» **Dataset records**:
######

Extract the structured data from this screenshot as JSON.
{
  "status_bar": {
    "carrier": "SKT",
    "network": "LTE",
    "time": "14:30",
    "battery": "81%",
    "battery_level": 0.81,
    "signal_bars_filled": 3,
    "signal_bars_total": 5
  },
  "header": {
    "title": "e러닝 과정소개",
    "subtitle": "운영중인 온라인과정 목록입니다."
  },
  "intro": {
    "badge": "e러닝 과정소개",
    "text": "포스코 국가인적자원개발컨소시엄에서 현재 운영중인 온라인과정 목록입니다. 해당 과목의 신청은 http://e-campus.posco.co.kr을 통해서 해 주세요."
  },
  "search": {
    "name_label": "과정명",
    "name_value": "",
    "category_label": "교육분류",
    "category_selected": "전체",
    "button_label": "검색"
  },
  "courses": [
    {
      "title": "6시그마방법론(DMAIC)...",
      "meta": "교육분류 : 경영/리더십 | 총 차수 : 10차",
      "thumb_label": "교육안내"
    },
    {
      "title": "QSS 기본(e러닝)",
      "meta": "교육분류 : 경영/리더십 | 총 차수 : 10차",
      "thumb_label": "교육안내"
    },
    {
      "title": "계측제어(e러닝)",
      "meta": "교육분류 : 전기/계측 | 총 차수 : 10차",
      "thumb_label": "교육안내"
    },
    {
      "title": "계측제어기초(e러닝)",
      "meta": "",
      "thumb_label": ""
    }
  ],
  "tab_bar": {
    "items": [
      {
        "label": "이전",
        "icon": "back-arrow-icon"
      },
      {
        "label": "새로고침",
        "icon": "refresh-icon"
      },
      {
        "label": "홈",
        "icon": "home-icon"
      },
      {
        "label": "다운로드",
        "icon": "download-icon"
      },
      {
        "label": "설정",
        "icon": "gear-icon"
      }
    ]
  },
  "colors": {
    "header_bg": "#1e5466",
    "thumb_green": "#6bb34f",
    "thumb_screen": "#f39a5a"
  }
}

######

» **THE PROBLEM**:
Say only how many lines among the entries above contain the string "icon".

» **RESULT**:
5